Biloxi Blues, a Neil Simon play performed by Yeshiva College Dramatics Society (YCDS) this spring, tells of the events that unfold after Eugene Morris Jerome, a young man from Brooklyn, enlists in the army at the end of World War Two. Eugene faces many challenges—a difficult commanding officer and social issues within his platoon—all while trying to pursue his passions and dreams. The play highlights deceit, bravery and sacrifice, and contains scenes that deal with deeper themes, like anti-Semitism and homosexuality. “I like to choose plays with substance, and this one definitely deals with issues still relevant today,” said Lin Snider, who has directed at YCDS for thirteen years.
The play is an ensemble, featuring several central actors. The opening scene dives straight into the action, with a group of newly recruited soldiers traveling to a boot camp in Biloxi for training. The humor between the men is instantly present as they joke and tease each other, all while Eugene is occasionally highlighted by spotlight to narrate and describe each of the characters, as he continues to do throughout the play.
Ezra Felder, a sophomore in his first year on campus, perfectly captured the innocence and naïveté of the young and inexperienced Eugene as a first time recruit in a large war. He captured the hope and idealism of a young boy in search of glory and love. Felder’s strongest moments were his spotlight soliloquies, in which the stage went dark and the light focused on him as he beautifully expressed either his feeling about a situation or background information about a character or scene.
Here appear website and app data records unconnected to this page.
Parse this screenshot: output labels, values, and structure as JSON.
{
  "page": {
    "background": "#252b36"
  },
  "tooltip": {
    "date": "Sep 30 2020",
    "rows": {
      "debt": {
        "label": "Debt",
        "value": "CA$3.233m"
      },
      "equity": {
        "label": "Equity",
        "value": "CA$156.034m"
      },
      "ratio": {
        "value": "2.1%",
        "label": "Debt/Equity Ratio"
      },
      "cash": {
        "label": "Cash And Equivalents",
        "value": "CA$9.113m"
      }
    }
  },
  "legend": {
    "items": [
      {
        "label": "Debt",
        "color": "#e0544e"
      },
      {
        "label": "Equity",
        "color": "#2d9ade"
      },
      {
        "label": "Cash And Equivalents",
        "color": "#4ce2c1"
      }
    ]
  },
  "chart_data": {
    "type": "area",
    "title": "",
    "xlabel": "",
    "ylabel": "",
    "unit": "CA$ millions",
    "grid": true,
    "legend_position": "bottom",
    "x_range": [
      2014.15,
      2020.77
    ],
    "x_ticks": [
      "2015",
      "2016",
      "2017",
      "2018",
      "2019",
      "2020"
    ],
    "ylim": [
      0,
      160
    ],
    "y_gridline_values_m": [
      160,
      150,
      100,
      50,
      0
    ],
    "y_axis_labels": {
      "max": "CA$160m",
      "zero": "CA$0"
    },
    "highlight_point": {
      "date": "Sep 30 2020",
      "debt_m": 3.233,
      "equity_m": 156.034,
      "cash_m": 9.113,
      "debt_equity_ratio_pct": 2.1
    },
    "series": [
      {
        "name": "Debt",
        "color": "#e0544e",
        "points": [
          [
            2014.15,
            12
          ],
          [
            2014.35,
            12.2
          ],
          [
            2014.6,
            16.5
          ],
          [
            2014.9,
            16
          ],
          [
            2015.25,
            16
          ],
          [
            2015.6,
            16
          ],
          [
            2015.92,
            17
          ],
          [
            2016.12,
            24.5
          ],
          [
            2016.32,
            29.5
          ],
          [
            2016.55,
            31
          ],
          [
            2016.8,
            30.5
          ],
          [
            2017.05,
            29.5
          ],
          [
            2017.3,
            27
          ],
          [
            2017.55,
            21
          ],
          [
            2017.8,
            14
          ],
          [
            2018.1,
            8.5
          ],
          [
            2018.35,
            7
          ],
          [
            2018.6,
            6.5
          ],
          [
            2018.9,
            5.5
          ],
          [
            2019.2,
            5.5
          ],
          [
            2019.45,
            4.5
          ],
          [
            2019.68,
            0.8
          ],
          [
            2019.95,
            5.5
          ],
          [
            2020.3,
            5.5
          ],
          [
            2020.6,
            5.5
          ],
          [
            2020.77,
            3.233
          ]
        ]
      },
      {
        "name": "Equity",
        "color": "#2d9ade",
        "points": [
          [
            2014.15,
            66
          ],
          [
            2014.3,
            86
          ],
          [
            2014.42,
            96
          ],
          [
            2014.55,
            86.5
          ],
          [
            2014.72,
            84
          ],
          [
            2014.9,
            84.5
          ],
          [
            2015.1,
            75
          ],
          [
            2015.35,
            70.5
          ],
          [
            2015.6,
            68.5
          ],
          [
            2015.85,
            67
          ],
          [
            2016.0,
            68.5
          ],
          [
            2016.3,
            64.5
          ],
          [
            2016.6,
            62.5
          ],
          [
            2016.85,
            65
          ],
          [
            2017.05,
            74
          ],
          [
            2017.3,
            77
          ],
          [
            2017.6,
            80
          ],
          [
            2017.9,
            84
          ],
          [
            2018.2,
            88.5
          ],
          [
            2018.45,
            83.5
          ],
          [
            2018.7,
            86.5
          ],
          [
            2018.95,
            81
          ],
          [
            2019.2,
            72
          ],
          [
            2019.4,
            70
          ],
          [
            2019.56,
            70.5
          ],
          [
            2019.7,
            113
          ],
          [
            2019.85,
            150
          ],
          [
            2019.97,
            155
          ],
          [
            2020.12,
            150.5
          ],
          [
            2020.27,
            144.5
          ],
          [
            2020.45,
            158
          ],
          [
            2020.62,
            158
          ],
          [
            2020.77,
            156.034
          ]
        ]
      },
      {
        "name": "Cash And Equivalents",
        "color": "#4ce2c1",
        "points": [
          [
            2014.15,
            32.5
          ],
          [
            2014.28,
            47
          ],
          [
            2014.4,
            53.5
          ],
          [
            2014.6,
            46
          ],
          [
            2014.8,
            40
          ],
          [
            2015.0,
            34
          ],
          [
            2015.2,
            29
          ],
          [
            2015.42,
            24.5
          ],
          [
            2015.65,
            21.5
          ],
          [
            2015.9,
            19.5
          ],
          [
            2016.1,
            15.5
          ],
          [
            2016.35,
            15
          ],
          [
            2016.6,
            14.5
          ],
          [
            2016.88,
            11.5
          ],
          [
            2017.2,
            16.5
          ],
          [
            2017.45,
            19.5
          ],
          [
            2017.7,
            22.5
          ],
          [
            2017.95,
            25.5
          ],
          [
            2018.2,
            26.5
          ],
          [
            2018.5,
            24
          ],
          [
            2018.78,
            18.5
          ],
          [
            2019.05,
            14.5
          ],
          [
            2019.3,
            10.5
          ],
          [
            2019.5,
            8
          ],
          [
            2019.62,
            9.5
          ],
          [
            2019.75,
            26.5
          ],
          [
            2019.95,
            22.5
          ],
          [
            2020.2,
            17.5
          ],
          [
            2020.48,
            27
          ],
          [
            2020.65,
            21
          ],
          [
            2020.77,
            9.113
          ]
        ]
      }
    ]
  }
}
The men arrive on base and are greeted by Sergeant Merwin J. Toomey (Yaacov Siev). Siev captures the commanding nature and aggressive persona of Toomey’s character, who effectively torments the new soldiers. He shouts into the faces of his men, commands 200 pushups from each of them and forces them to eat almost inedible food.
Arnold Epstein (David Cutler) is the only member of the platoon to reckon with the harsh, commanding sergeant. The tension between these two characters escalates as Sergeant Toomey begins to feel threatened and undermined by the clever, challenging Epstein. The dynamic between these men creates a sense of anticipation and anxiety as the audience watches Epsteins’ defiance and Toomey’s dramatic reactions. The tension is tangible and captivating, and ultimately culminates in a final scene where Epstein is victorious over Sergeant Toomey. Cutler excellently captures the cunning and somewhat arrogant nature of Epstein. His intelligence is apparent everywhere and he finds success and accomplishment with his refusal to succumb and shrink beneath the disciplinary forces at play.
I found myself genuinely captivated throughout the play, eager to see the story unfold. Each scene consists of its own significant event, and the characters feed off of each other very naturally and engagingly, each with their own unique and interesting personalities and styles. Chaviva Freedman, stage manager for YCDS, said, “This play touches on moments all of us go through today—a group of people that face struggles and have to work things out.”